▶ [WORK INSTRUCTION] Go line by line through the entries and show those that hold the string "birth".

▶ [SUPPLIED DATA]

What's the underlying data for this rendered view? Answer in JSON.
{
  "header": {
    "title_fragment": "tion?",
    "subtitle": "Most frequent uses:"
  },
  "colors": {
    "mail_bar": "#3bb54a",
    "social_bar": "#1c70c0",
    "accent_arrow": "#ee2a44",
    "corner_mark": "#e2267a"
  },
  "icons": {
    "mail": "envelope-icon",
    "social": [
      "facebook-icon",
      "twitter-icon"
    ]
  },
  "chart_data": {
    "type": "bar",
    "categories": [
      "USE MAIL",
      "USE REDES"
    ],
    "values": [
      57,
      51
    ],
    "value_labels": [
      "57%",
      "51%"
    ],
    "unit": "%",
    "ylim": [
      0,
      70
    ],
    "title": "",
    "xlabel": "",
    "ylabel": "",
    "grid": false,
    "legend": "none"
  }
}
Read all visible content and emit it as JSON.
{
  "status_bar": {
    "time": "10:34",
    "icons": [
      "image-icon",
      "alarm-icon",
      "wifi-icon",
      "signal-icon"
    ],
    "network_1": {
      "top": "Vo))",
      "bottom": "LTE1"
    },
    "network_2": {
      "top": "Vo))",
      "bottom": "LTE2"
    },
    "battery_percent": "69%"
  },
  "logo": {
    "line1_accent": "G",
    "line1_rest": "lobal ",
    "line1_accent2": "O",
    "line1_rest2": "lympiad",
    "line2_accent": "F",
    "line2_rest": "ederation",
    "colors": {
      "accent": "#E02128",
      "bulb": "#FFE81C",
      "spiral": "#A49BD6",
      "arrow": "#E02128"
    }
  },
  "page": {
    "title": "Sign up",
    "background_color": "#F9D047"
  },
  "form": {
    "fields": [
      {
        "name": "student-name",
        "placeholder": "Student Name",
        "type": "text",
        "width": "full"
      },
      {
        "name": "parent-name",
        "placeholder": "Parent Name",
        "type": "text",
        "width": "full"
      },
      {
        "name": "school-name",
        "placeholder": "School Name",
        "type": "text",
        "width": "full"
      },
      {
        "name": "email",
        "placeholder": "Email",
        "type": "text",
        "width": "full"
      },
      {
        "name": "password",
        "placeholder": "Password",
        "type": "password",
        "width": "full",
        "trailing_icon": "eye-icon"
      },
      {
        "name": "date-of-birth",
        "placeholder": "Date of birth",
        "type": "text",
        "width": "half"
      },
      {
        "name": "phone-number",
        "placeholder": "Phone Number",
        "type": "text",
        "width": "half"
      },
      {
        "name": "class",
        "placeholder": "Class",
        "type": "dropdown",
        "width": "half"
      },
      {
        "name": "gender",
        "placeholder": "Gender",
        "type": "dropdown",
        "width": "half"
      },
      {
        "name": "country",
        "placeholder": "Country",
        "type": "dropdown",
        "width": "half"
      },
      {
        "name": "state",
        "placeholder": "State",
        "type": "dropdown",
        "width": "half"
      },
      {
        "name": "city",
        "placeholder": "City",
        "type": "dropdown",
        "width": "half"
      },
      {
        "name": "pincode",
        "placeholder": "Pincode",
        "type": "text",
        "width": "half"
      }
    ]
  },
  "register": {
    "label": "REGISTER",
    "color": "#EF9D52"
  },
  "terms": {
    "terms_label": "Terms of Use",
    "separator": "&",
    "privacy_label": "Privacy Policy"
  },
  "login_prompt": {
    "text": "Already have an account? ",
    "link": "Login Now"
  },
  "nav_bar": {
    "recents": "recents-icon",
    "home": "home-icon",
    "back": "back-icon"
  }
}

▶ [WORKED SOLUTION]
        "name": "date-of-birth",
        "placeholder": "Date of birth",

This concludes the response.